In one of my former lives I was a TA in the history department at UCLA. In that capacity, I read and graded a lot of essays written by students in which they attempted, with greater or lesser success, to advance an historical proposition.

So far, James May’s essay advancing the proposition that science fiction as a genre—or at least its most prestigious awards—have been overwhelmed by a radical lesbian-centric racialized feminist crusade is getting an F. He’s made no attempt to substantiate a single one of his claims.
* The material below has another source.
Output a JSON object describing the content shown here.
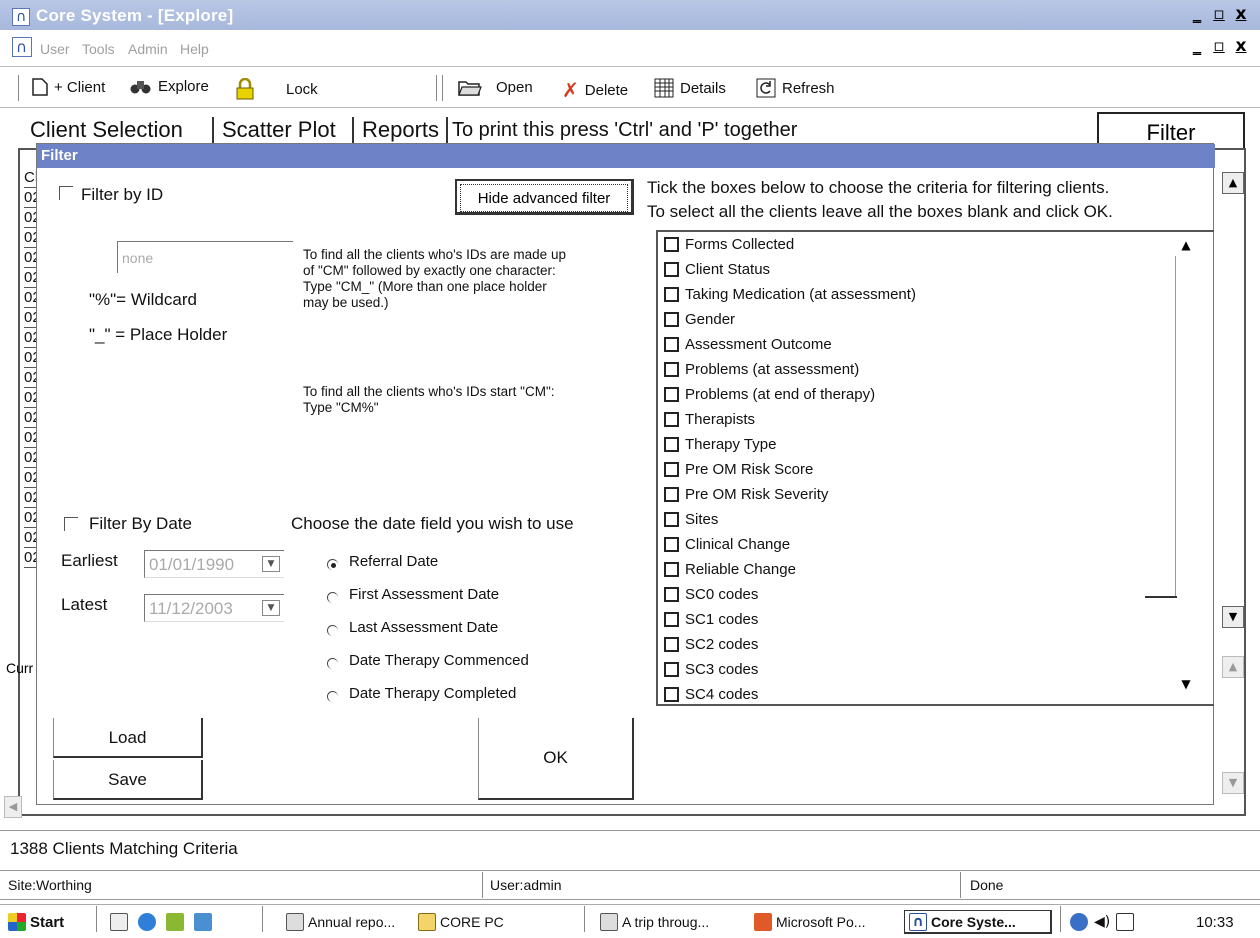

Literally, not one.

 

Charmingly Euphemistic

“Received my Hugo voters’ reading packet today” – May 18

Slates are extremely powerful.  In normal voting everyone reads different stuff and has different tastes, so no one work will receive more than maybe 10% of the nominating votes.  But slate voters agree to vote on the same five nominees for each category. This means a slate needs to come up with about 10% of the nominating votes to sweep every category. The 90% of individual voters are swamped and overwhelmed by the 10% of slate voters.  Lest you think I am exaggerating, over two thirds of the slots on this year’s Hugo ballot are on the Sad Puppy Slate or the Rabid Puppy Slate, or both.

I am really afraid that if these slates see any success at all, it will be slates all the way down from now on. Therefore, in order to whatever I can to discourage slates in future years, I plan to  only vote for non-slate works above “no award.”

While the extreme sexist and racist attitudes of some of the slate organizers sickens me, it is the damage to the Hugo awards that will be done by slates that motivated me to get involved this year.  I don’t want slates of progressive writers either.

 

Joe Sherry on Adventures in Reading

“Hugo Nominee / Voter’s Packet Available” – May 18

You can find Zombie Nation online, but there’s no way to tell what is included in the nominated collection. I’ve been boldly reading the comic from the start, powering through, but I’m only up to 2013 strips, so it’s taking a while. But, you can look at any 2014 work from Zombie Nation and use that to evaluate Carter Reid for Fan Artist if you don’t want to wait for Zombie Nation to hit the voter’s packet (or attempt to read five years of strips).

 

Scott Seldon on Seldon’s SF Blog

“Ann Leckie – What A Hugo Award Winner Should Look Like” – May 18

I quickly followed reading Ancillary Justice with the sequel, Ancillary Sword. It was as good and as engrossing, bringing with it new aspects of the universe and the characters. If a sequel ever deserved as many awards as the original, this one certainly does. It is a magnificent world given to us by a magnificent writer. I can’t way for the third book. I definitely have a new author to add to my list of favorites. I can’t wait to see what she does next. Her nomination for this year’s Hugo Awards is justly deserved.

 

Lis Carey on Lis Carey’s Library

“One Bright Star to Guide Them, by John C. Wright” – May 18

This wants so badly to be an allegorical fable in the manner of C.S. Lewis’s Narnia. And it fails so, so badly.

 

Lisa J. Goldstein on theinferior4

“The Hugo Ballot, Part 11: Novellas” – May 18

I love the idea behind “The Plural of Helen of Troy,” by John C. Wright.  There’s a City Beyond Time, Metachronopolis, with shining towers and bridges and gardens.  Fog caused by too many time changes shrouds the lower towers, and in the upper stories live the Masters, who control the forces of time. Unfortunately there’s something of a fog on the story as well.

 

Larry Correia on Monster Hunter Nation

“Sad Puppies 3: The Ensaddening” – January 26

It is that time of year again. If you’d like to nominate good books, stories, and related works for the Hugos so that the biggest award in sci-fi/fantasy isn’t just a Social Justice Warrior circle jerk, you need to get yourself a supporting membership to Sasquan before the end of January.

color-sp-1 LARGE

Declan Finn on A Pius Man

“Sad Puppies Bite Back, V: a Puppy Wins the Hugo” – May 18

[DF adjusts speakers.  SWAT team Irish step dances down the street, never to be seen again.  DF sighs, moves to mailbox, muttering] I wonder if John C. Wright will loan me some of his Vatican Ninjas. It’s not like he gets SWATted like this. He’s a living brain in a jar, what are they going to slap the handcuffs on?